What exactly was “adult” about the presentation? The part about how bullying was bad?
By all accounts, the speech was incredibly appropriate and beneficial, especially for LGBTQ+ students who might be exposed to discrimination motivated by uninformed bigotry. If anything, Ms. Jessica took care to leave anything that could’ve been perceived as inappropriate at the door. Her full stage name, for example, is “Jessica L’Whor.” That was shortened to Ms. Jessica. And her appearance certainly had an impact:
Ms. Jessica says she used career day to show kids it’s OK to be different.
“I had a couple kids that were like, ‘I’m gay in school and I get bullied every week and I don’t know what to do and just talking to you helped me realize that I can still be me and still be happy,’” Jessica said.
“I got messages being like thank you so much for coming to my class. I was having a really horrible week and you made my day.”
In response to the parents’ complaints, the principal defended the presentation… while also apologizing for not giving them a heads up.
Rocky Top principal Chelsea Behanna said the event reflected the diversity of the community.
In a letter sent to parents on Monday, she said “Jessica read a chapter from ‘Horrible Harry’ and she used the text to illustrate the damage bullies can do, the need to always put kindness and acceptance at the forefront, and the shortsightedness of judging a book by its cover…”
“I take responsibility for not notifying families ahead of time and apologize for any stress this has caused you and your child,” Behanna said.
“Moving forward, a prominent step in planning for next year will be to share the guest list for all families prior to the event.
“Should you feel like any of the sessions are not appropriate for your child, you’ll be welcome to notify us and we’ll make alternate arrangements for your child during that time.”
Behanna is likely in damage control mode, but I still don’t see why parents should have been notified about Ms. Jessica’s talk. It was appropriate, relevant, and helpful for students. There was no “advocacy” for anything evangelicals might not like.
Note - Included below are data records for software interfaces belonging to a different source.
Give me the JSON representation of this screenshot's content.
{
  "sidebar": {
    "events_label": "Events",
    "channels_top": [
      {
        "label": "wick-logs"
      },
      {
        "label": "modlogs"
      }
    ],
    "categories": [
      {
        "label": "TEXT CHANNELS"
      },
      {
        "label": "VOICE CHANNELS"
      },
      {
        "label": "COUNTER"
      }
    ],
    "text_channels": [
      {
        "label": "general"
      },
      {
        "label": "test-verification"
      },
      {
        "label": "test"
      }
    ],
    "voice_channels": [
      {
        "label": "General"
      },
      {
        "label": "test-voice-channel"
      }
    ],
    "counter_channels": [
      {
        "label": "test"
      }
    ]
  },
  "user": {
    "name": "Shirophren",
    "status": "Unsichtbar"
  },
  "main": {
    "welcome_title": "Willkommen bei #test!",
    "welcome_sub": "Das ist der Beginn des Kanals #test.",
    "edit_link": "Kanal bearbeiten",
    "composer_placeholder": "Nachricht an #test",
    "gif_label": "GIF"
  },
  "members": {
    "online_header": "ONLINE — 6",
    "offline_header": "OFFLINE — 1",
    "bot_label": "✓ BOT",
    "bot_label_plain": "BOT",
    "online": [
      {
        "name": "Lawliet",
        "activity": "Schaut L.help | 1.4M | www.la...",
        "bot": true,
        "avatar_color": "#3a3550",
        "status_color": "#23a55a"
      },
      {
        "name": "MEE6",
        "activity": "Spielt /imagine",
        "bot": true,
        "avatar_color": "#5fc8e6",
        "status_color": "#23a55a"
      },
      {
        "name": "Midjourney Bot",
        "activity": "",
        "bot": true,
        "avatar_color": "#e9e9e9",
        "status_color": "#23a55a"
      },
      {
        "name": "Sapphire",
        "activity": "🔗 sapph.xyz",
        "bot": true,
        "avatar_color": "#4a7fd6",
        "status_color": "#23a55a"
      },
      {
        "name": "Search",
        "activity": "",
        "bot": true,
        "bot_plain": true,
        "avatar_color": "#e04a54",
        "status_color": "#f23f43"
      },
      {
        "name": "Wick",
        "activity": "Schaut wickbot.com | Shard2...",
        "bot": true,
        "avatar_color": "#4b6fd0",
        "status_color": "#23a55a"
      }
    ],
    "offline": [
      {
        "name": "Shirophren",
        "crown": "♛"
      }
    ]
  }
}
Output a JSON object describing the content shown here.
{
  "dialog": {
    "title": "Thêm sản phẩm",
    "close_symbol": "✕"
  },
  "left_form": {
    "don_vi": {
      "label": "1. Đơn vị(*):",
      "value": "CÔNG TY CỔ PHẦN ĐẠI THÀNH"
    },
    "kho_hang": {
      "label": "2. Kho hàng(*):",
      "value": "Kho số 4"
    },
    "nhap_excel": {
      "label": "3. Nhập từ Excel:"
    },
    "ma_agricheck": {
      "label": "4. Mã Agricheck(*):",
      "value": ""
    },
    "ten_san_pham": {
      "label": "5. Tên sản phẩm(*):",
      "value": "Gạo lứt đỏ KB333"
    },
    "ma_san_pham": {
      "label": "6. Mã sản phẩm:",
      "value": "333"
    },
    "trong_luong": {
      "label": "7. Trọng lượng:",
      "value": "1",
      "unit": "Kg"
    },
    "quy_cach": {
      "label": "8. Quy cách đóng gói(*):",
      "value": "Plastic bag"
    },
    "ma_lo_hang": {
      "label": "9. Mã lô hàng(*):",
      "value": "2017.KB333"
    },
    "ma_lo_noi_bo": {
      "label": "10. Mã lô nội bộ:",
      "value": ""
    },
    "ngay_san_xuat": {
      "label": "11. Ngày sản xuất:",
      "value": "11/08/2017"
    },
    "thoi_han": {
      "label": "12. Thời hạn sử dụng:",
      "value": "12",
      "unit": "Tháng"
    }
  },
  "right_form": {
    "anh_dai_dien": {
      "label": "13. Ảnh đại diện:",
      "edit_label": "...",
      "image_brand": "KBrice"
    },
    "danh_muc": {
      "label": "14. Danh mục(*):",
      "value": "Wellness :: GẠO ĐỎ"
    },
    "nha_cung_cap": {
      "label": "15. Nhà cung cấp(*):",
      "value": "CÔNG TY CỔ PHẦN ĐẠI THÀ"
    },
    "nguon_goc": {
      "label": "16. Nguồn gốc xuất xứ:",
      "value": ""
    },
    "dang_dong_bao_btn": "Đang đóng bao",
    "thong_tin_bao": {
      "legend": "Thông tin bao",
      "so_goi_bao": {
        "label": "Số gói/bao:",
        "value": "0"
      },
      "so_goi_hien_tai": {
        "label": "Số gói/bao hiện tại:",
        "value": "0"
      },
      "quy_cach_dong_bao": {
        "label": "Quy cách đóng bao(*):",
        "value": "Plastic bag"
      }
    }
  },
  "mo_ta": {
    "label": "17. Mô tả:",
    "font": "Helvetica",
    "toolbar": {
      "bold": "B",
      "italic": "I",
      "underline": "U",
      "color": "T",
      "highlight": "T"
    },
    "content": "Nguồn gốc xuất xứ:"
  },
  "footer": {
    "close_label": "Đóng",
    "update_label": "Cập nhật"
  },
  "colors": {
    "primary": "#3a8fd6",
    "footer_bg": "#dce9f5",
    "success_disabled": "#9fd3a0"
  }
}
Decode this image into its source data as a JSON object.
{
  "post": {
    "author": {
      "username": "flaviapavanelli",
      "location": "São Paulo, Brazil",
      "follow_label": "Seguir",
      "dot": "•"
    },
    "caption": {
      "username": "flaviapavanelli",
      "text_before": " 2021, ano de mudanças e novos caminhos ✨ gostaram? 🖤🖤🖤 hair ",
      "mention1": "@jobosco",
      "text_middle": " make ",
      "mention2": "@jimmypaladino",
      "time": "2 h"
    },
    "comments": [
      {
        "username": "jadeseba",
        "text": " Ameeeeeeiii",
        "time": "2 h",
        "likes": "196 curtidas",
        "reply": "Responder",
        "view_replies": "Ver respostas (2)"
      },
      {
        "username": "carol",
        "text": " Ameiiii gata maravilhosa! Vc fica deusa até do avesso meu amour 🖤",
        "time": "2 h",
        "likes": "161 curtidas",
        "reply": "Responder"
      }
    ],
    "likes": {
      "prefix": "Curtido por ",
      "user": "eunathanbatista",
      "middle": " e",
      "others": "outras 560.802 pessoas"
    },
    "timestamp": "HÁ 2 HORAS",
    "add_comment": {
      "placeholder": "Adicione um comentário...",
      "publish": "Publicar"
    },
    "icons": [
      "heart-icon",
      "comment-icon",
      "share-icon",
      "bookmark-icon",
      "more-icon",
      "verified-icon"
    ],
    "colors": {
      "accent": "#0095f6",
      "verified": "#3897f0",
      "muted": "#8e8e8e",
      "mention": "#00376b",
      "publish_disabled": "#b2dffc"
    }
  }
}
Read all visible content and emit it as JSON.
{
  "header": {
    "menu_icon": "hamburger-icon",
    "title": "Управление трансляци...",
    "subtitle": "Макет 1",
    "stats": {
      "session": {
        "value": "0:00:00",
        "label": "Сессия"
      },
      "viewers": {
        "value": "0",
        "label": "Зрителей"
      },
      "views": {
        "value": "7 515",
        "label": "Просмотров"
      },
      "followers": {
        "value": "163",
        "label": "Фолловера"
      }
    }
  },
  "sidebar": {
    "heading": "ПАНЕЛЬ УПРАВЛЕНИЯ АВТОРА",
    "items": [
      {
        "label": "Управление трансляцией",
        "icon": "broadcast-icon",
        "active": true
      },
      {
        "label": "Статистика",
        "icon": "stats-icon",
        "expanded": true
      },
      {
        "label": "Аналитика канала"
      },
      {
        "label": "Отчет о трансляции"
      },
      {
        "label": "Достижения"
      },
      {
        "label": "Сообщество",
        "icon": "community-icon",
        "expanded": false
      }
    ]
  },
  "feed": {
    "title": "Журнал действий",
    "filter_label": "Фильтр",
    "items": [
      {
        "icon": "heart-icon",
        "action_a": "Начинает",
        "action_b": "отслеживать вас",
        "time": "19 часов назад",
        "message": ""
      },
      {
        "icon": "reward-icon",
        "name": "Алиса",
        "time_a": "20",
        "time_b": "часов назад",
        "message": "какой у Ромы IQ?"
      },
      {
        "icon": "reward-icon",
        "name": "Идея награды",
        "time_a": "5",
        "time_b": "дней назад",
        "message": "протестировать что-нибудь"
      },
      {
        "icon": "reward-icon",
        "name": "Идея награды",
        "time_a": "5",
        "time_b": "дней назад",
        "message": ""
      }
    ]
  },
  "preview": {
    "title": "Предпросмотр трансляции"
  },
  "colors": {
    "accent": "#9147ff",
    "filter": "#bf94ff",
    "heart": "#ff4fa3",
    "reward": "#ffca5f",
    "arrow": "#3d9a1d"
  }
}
It wasn’t anti-religious in any way. These parents were upset with something they didn’t understand, not something they understood and didn’t like.
Still, referring to the principal, Payer told me that protesting parents weren’t “pleased with her response.”
She has not taken ownership for anything and we are absolutely going further with it.”
Fortunately, the pushback against Ms. Jessica hasn’t dampened her spirits on similar middle school events in the future. In fact, she actually wants to expand and develop something akin to a TED Talk. More power to her. Sometimes the best way to prevent bullying is for a brave person to face the inevitable backlash so others don’t have to.
(Screenshot via YouTube)